### REQUIREMENT
Which lines in the records below include the word "proxy"? Report each of them in full.

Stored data

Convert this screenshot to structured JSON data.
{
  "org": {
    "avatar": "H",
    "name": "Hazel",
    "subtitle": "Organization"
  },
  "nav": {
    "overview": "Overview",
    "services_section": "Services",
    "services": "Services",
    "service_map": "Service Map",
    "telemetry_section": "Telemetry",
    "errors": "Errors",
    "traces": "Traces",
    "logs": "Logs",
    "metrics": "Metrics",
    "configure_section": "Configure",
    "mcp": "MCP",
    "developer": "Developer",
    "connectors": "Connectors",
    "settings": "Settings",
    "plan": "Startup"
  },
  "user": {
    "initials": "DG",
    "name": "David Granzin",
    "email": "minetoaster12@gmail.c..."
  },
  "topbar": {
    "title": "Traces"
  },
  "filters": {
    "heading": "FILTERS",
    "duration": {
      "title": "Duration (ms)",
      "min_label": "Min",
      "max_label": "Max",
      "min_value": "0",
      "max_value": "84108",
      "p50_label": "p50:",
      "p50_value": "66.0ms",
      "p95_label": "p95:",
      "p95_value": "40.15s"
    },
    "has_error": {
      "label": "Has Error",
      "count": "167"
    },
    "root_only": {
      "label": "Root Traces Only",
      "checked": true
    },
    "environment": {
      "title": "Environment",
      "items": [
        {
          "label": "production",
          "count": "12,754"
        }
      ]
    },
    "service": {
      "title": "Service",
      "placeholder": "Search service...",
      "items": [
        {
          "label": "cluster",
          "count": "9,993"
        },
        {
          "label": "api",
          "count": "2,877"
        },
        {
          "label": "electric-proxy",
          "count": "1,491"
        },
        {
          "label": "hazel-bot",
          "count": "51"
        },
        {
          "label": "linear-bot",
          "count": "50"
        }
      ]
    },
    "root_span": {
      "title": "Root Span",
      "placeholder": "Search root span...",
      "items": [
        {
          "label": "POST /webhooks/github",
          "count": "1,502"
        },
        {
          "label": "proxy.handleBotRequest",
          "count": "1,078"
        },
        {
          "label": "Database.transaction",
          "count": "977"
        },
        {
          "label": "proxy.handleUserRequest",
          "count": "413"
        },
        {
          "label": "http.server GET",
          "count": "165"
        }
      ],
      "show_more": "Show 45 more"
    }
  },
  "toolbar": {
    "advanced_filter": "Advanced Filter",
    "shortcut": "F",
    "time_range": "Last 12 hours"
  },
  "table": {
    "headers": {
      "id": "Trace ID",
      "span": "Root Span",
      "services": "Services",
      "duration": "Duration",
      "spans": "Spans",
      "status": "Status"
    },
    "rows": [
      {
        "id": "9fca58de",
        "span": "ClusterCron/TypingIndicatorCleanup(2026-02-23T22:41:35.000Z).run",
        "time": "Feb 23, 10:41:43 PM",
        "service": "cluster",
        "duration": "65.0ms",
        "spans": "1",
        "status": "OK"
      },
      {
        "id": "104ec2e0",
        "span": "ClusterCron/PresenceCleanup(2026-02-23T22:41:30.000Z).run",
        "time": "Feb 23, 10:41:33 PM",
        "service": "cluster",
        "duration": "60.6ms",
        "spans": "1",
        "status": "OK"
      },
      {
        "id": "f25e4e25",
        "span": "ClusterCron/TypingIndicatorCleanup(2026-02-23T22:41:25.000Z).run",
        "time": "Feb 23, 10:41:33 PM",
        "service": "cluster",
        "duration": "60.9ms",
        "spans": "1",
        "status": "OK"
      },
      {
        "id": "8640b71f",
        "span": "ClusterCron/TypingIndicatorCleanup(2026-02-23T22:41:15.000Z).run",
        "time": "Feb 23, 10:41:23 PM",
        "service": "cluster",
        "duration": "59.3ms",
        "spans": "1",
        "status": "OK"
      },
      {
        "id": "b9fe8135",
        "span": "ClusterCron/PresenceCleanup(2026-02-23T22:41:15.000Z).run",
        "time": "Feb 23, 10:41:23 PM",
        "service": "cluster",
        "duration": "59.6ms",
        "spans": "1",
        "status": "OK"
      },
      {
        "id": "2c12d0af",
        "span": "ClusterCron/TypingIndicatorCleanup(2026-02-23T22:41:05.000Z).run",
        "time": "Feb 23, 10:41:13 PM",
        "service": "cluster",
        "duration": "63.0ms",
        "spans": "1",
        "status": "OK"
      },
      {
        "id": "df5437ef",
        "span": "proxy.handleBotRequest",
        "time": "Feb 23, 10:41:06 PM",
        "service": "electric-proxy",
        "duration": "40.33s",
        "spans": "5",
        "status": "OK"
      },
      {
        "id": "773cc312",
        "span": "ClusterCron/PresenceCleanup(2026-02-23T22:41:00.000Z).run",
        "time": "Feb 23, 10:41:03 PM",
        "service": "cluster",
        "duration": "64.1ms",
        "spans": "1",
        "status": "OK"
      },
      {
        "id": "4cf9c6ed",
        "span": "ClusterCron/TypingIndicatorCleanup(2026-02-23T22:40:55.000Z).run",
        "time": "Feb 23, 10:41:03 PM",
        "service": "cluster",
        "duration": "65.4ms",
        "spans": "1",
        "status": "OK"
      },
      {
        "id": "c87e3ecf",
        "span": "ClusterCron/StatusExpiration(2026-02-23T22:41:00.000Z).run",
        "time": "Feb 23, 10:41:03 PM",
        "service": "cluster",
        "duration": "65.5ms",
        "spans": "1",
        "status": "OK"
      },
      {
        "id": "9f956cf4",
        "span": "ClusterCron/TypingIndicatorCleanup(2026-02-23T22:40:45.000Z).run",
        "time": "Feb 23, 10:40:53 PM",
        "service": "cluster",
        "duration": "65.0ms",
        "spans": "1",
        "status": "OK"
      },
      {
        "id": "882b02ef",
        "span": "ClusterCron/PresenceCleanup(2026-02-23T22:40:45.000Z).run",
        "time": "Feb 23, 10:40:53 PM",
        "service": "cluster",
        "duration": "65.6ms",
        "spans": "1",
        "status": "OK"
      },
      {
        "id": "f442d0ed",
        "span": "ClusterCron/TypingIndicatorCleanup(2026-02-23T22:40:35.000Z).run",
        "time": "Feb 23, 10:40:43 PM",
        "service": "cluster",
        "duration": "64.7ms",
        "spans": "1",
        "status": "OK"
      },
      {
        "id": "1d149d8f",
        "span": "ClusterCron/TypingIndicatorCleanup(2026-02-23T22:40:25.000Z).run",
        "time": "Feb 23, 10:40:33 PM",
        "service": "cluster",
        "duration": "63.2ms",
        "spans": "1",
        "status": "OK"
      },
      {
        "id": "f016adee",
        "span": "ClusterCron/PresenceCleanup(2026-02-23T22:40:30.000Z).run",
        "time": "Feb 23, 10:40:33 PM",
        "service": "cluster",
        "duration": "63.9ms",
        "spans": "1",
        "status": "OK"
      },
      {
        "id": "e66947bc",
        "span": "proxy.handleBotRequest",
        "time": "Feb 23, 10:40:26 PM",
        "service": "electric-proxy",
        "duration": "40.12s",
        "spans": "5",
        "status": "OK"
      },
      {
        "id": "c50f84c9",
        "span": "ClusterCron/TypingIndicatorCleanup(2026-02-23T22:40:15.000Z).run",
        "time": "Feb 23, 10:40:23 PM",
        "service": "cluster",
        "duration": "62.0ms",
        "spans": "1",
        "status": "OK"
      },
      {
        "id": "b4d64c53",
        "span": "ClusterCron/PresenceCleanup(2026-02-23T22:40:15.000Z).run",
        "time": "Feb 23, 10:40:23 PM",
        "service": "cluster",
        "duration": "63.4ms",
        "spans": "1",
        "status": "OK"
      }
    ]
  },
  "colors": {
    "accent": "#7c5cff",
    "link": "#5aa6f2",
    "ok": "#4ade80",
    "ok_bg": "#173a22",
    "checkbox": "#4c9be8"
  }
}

### WORKED SOLUTION
          "label": "electric-proxy",
          "label": "proxy.handleBotRequest",
          "label": "proxy.handleUserRequest",
        "span": "proxy.handleBotRequest",
        "service": "electric-proxy",
        "span": "proxy.handleBotRequest",
        "service": "electric-proxy",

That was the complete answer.